Since there is presently no effective vaccine for malaria, development of a vaccine that protects against the development of malaria is an important step in preventing the vast morbidity and mortality associated with the disease.
A comprehensive understanding of malaria that takes into account the complex genetic, inflammatory, and clinical factors associated with malaria could be used to predict disease outcomes. This information would be extremely valuable for designing novel vaccines, evaluating the immune response in vaccine trials, and identifying at risk groups that would be the most appropriate target for vaccine intervention. The primary goal of our studies in western Kenya is to gain a better understanding of the genetic factors that condition the diverse outcomes and severity of malarial anemia.
While much effort has been devoted to the development of malaria vaccines, to date, no effective vaccine(s) have been developed that provide long-lived protection against malaria.

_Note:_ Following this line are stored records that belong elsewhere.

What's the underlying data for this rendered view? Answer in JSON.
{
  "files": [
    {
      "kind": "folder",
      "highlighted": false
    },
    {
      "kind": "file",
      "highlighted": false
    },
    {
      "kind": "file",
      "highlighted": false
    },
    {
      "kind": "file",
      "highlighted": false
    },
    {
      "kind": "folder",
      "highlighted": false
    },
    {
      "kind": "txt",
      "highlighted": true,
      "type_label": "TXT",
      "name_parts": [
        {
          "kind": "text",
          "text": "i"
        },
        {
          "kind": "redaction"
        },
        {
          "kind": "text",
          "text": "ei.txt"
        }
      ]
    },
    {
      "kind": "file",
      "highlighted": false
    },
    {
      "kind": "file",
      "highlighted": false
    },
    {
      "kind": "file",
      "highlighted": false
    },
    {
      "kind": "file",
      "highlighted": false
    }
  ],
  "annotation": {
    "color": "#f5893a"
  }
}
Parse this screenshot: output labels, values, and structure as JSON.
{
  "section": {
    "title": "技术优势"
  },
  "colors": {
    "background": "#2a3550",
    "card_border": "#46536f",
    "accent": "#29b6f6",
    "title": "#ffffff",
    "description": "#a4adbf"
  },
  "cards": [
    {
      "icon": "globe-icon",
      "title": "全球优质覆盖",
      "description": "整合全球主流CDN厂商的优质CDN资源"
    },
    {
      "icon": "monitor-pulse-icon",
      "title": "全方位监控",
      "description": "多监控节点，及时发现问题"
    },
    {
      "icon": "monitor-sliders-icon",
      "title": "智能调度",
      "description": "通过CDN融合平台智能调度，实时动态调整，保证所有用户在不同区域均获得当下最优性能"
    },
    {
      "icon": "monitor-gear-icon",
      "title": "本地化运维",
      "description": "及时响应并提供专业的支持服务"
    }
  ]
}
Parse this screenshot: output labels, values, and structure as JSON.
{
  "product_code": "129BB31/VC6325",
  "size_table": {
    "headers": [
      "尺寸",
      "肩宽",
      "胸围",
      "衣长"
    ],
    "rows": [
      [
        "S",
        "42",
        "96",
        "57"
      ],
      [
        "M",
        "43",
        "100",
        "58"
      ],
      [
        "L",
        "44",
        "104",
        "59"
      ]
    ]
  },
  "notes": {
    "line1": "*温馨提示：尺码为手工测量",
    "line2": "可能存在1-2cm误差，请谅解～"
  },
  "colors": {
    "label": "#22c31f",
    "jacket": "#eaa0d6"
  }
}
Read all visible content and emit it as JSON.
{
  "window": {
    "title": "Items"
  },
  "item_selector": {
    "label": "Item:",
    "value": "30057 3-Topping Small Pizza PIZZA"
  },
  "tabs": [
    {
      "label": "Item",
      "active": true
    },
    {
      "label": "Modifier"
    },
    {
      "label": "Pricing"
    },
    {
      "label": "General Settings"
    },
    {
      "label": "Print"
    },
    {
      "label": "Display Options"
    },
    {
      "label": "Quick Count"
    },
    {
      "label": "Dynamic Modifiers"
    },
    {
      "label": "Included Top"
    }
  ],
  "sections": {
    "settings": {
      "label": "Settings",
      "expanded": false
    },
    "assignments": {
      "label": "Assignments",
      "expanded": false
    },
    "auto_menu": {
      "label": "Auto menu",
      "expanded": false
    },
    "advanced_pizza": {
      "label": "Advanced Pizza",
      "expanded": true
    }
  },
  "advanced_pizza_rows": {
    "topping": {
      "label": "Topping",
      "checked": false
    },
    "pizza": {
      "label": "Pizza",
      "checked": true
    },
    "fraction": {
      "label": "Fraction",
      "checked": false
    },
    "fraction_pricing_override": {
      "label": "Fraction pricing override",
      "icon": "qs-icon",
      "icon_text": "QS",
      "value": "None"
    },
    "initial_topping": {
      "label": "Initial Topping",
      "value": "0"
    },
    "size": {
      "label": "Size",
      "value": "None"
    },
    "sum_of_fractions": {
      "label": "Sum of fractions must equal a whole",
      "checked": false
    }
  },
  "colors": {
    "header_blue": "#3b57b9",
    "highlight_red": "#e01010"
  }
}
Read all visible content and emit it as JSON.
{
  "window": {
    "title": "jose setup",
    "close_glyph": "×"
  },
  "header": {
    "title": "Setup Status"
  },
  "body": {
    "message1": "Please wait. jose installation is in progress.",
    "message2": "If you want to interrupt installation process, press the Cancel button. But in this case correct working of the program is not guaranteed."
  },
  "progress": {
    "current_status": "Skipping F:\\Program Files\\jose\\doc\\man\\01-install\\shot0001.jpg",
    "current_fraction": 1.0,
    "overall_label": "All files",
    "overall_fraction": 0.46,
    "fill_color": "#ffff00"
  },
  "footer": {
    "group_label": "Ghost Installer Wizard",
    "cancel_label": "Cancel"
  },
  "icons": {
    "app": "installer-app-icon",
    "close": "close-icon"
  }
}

Information now available from recent success in sequencing the human genome, Anopheles gambiae, and P. falciparum may facilitate malaria vaccine efforts.
The primary treatment interventions for the management of severe malarial anemia are the use of antimalarial drugs, transfusion, and fluid replacement. The alarming rate of antimalarial drug resistance and the lack of rapid development of new antimalarial drugs are providing challenging treatment problems throughout much of sub-Saharan Africa. An additional challenge for treatment of malarial anemia is the frequent lack of an adequate blood supply for transfusion. This problem has been dramatically exacerbated by the high rates of HIV in many of the malaria endemic areas.